■ Material provided ■

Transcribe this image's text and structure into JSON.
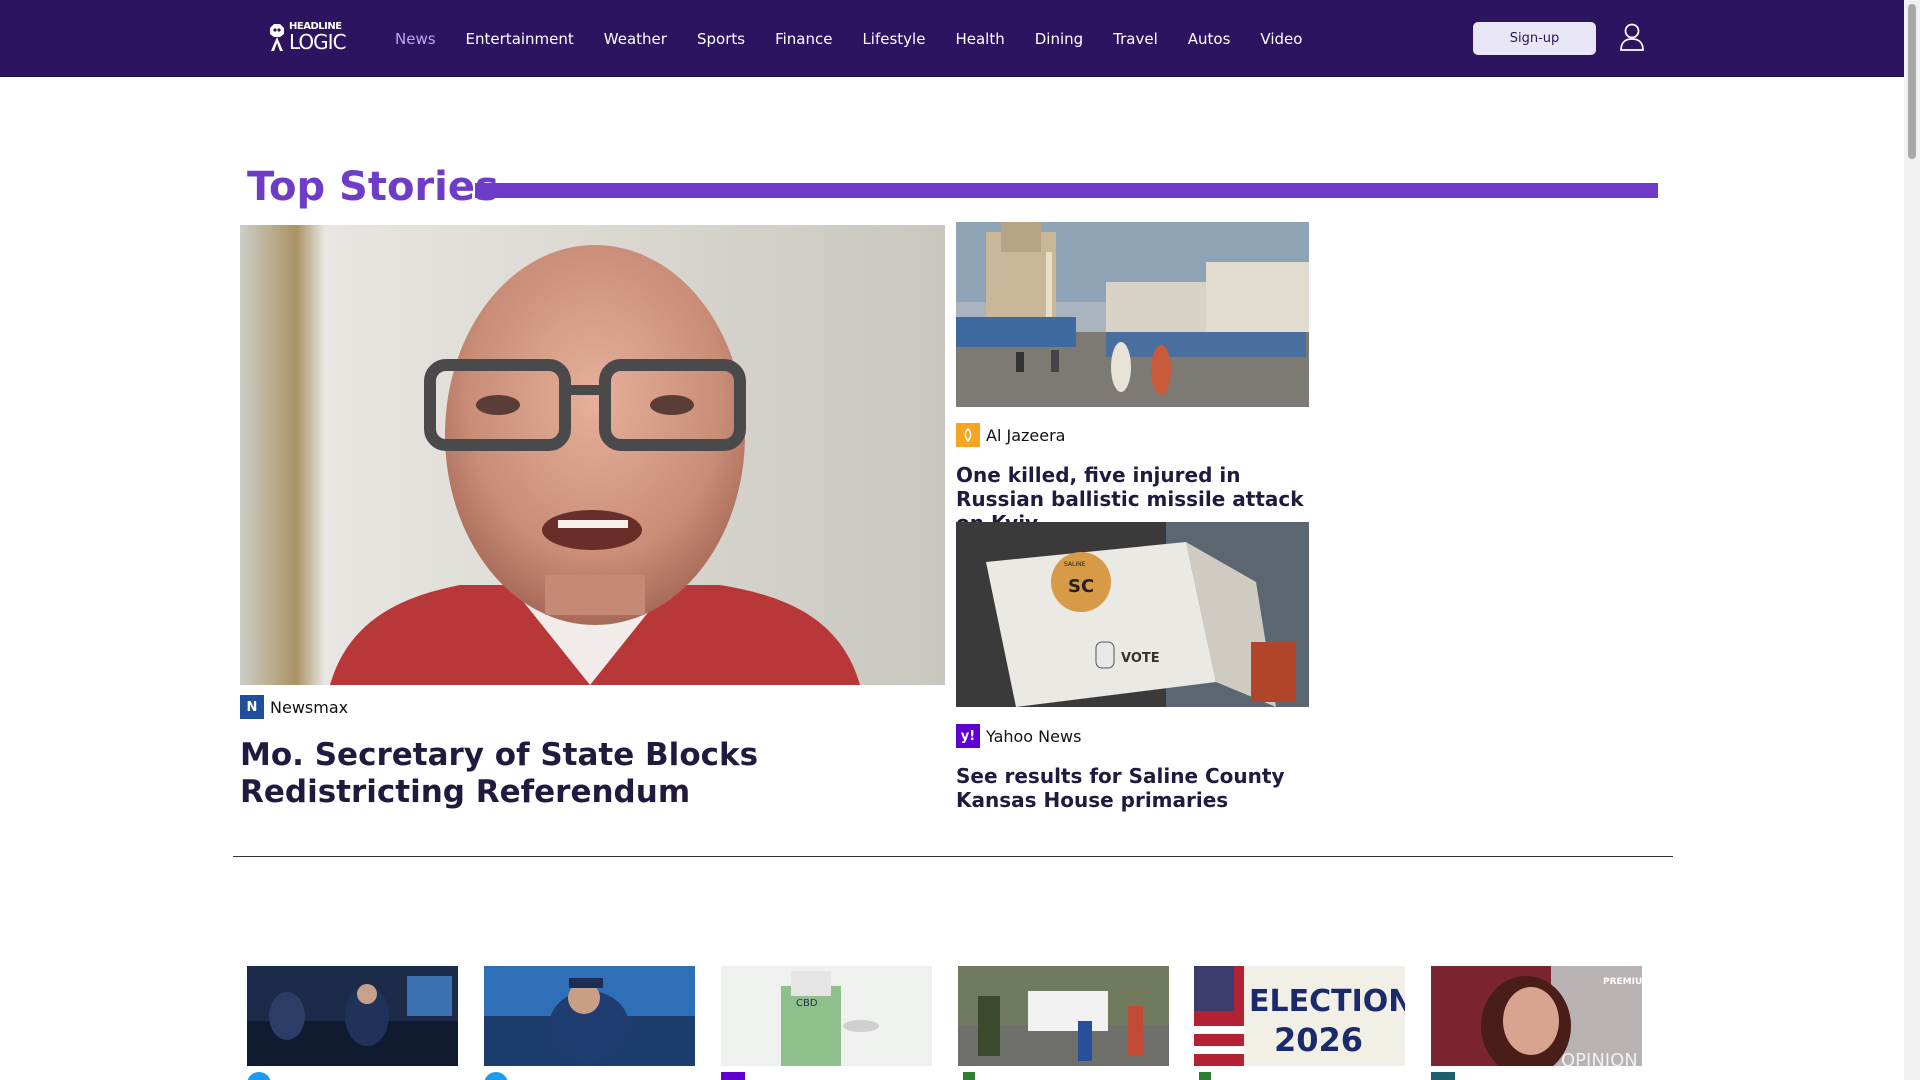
{
  "header": {
    "logo": {
      "top": "HEADLINE",
      "bottom": "LOGIC"
    },
    "nav": [
      {
        "label": "News",
        "active": true
      },
      {
        "label": "Entertainment"
      },
      {
        "label": "Weather"
      },
      {
        "label": "Sports"
      },
      {
        "label": "Finance"
      },
      {
        "label": "Lifestyle"
      },
      {
        "label": "Health"
      },
      {
        "label": "Dining"
      },
      {
        "label": "Travel"
      },
      {
        "label": "Autos"
      },
      {
        "label": "Video"
      }
    ],
    "signup_label": "Sign-up",
    "user_icon": "user-icon"
  },
  "top_stories": {
    "title": "Top Stories",
    "accent": "#6e3cc8",
    "feature": {
      "source": "Newsmax",
      "source_letter": "N",
      "source_color": "#1f4e9c",
      "headline": "Mo. Secretary of State Blocks Redistricting Referendum"
    },
    "side": [
      {
        "source": "Al Jazeera",
        "source_color": "#f5a524",
        "headline": "One killed, five injured in Russian ballistic missile attack on Kyiv"
      },
      {
        "source": "Yahoo News",
        "source_letter": "y!",
        "source_color": "#6001d2",
        "headline": "See results for Saline County Kansas House primaries"
      }
    ]
  },
  "thumbnails": [
    {
      "badge_color": "#1d9bf0"
    },
    {
      "badge_color": "#1d9bf0"
    },
    {
      "badge_color": "#6001d2"
    },
    {
      "badge_color": "#2e7d32"
    },
    {
      "badge_color": "#2e7d32"
    },
    {
      "badge_color": "#1f5f6e"
    }
  ],
  "thumbnail_texts": {
    "election": "ELECTION",
    "year": "2026",
    "premium": "PREMIUM",
    "opinion": "OPINION",
    "cbd": "CBD",
    "vote": "VOTE",
    "sc": "SC",
    "saline": "SALINE"
  }
}
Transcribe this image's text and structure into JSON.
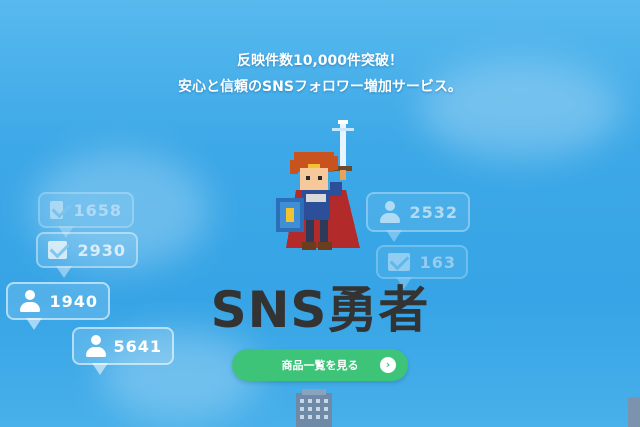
{
  "headline": {
    "line1": "反映件数10,000件突破！",
    "line2": "安心と信頼のSNSフォロワー増加サービス。"
  },
  "title": "SNS勇者",
  "cta": {
    "label": "商品一覧を見る",
    "arrow": "›"
  },
  "bubbles": [
    {
      "count": "1940",
      "icon": "user-icon"
    },
    {
      "count": "5641",
      "icon": "user-icon"
    },
    {
      "count": "2930",
      "icon": "mail-icon"
    },
    {
      "count": "1658",
      "icon": "mail-icon"
    },
    {
      "count": "2532",
      "icon": "user-icon"
    },
    {
      "count": "163",
      "icon": "mail-icon"
    }
  ],
  "colors": {
    "sky": "#3ca8e7",
    "cta": "#3ec479",
    "title": "#333333"
  }
}
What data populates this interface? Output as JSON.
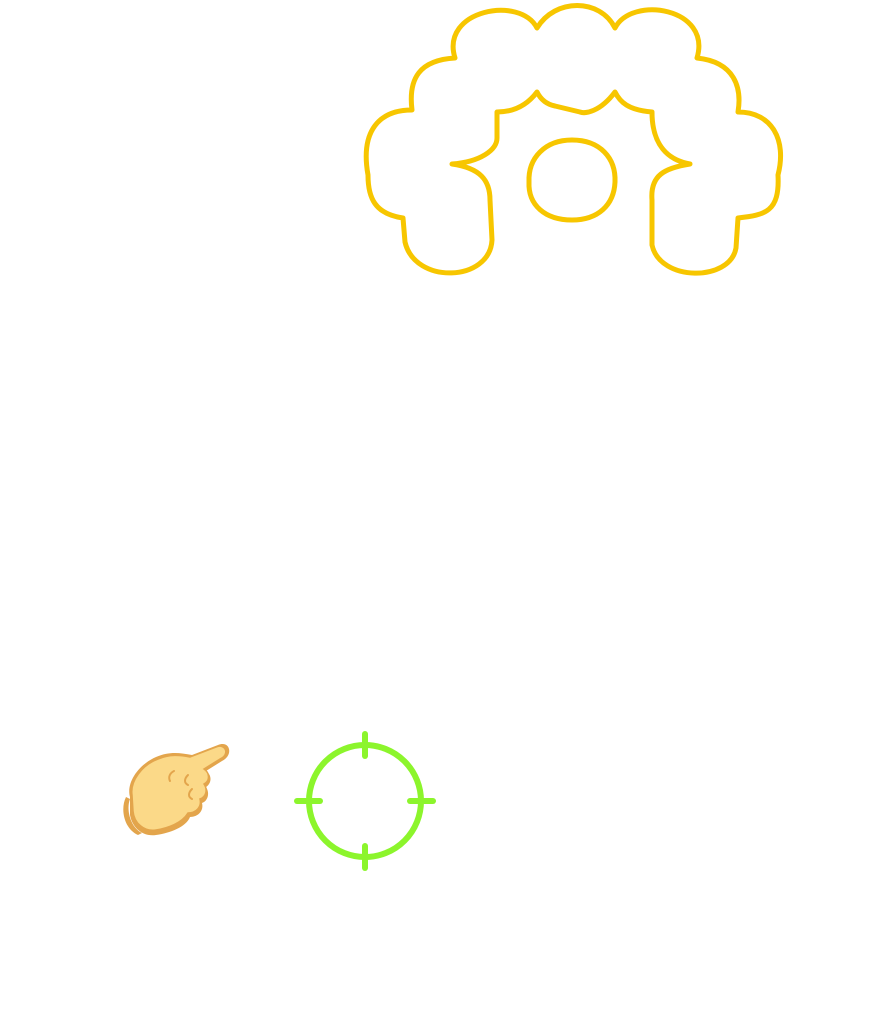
{
  "canvas": {
    "background_color": "#ffffff"
  },
  "trace_shape": {
    "icon": "wavy-arch-outline",
    "stroke_color": "#f7c600"
  },
  "hint_hand": {
    "icon": "pointing-hand-icon",
    "skin_color": "#fbd988",
    "shadow_color": "#e3a54c"
  },
  "target": {
    "icon": "crosshair-target-icon",
    "color": "#8cf52c"
  }
}
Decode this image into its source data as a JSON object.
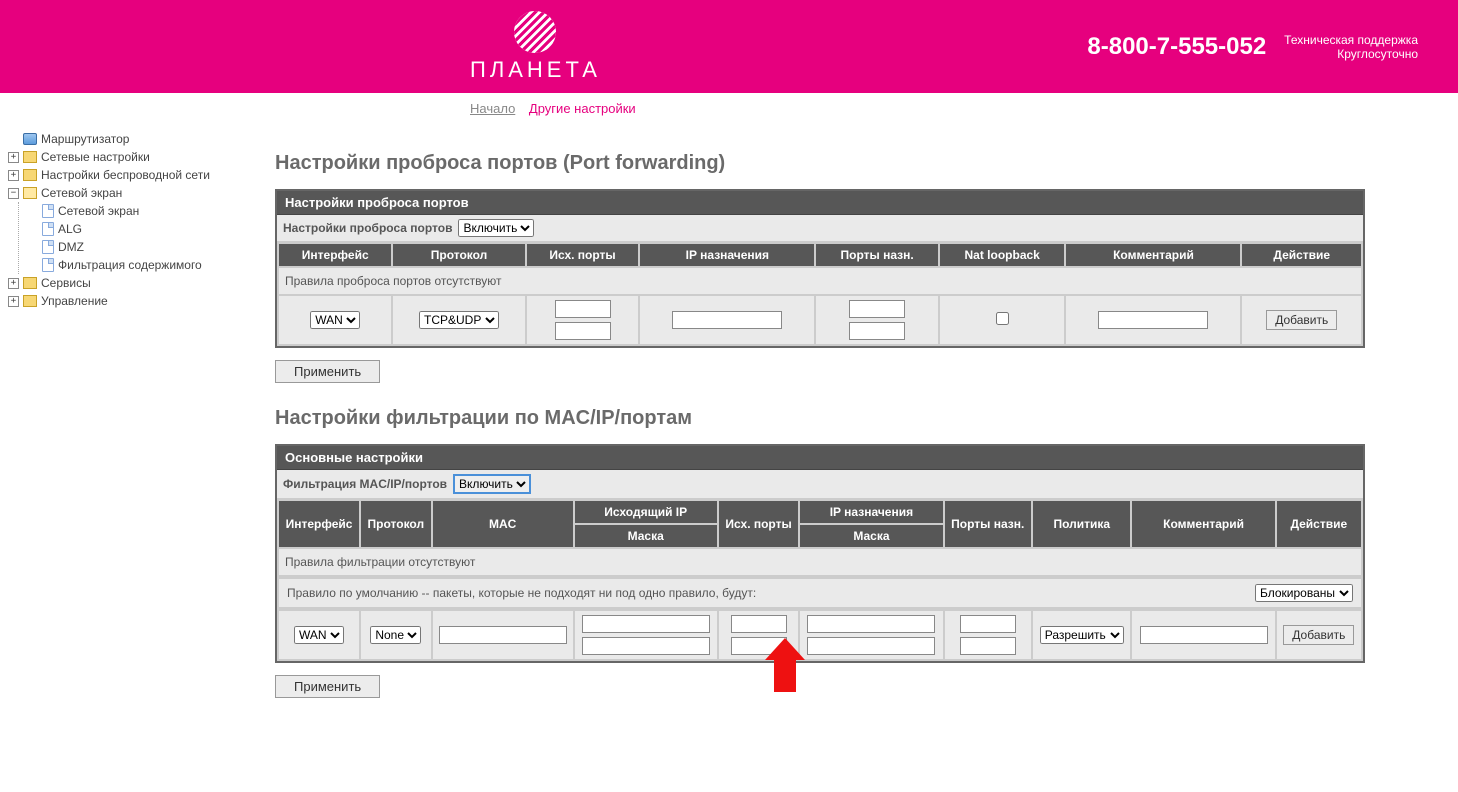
{
  "header": {
    "brand": "ПЛАНЕТА",
    "phone": "8-800-7-555-052",
    "support_line1": "Техническая поддержка",
    "support_line2": "Круглосуточно"
  },
  "breadcrumb": {
    "home": "Начало",
    "current": "Другие настройки"
  },
  "sidebar": {
    "root": "Маршрутизатор",
    "network": "Сетевые настройки",
    "wireless": "Настройки беспроводной сети",
    "firewall": "Сетевой экран",
    "fw_items": {
      "firewall": "Сетевой экран",
      "alg": "ALG",
      "dmz": "DMZ",
      "content_filter": "Фильтрация содержимого"
    },
    "services": "Сервисы",
    "management": "Управление"
  },
  "portfwd": {
    "title": "Настройки проброса портов (Port forwarding)",
    "panel_title": "Настройки проброса портов",
    "toggle_label": "Настройки проброса портов",
    "toggle_value": "Включить",
    "cols": {
      "iface": "Интерфейс",
      "proto": "Протокол",
      "src_ports": "Исх. порты",
      "dst_ip": "IP назначения",
      "dst_ports": "Порты назн.",
      "nat": "Nat loopback",
      "comment": "Комментарий",
      "action": "Действие"
    },
    "empty_msg": "Правила проброса портов отсутствуют",
    "iface_value": "WAN",
    "proto_value": "TCP&UDP",
    "add_btn": "Добавить",
    "apply_btn": "Применить"
  },
  "filter": {
    "title": "Настройки фильтрации по MAC/IP/портам",
    "panel_title": "Основные настройки",
    "toggle_label": "Фильтрация MAC/IP/портов",
    "toggle_value": "Включить",
    "cols": {
      "iface": "Интерфейс",
      "proto": "Протокол",
      "mac": "MAC",
      "src_ip": "Исходящий IP",
      "mask": "Маска",
      "src_ports": "Исх. порты",
      "dst_ip": "IP назначения",
      "dst_ports": "Порты назн.",
      "policy": "Политика",
      "comment": "Комментарий",
      "action": "Действие"
    },
    "empty_msg": "Правила фильтрации отсутствуют",
    "default_rule_text": "Правило по умолчанию -- пакеты, которые не подходят ни под одно правило, будут:",
    "default_rule_value": "Блокированы",
    "iface_value": "WAN",
    "proto_value": "None",
    "policy_value": "Разрешить",
    "add_btn": "Добавить",
    "apply_btn": "Применить"
  }
}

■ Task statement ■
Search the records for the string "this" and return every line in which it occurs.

■ Answer box ■
Transcribe this image's text and structure into JSON.
Transcribe this image's text and structure into JSON.
What data populates this interface? Output as JSON.
Decode this image into its source data as a JSON object.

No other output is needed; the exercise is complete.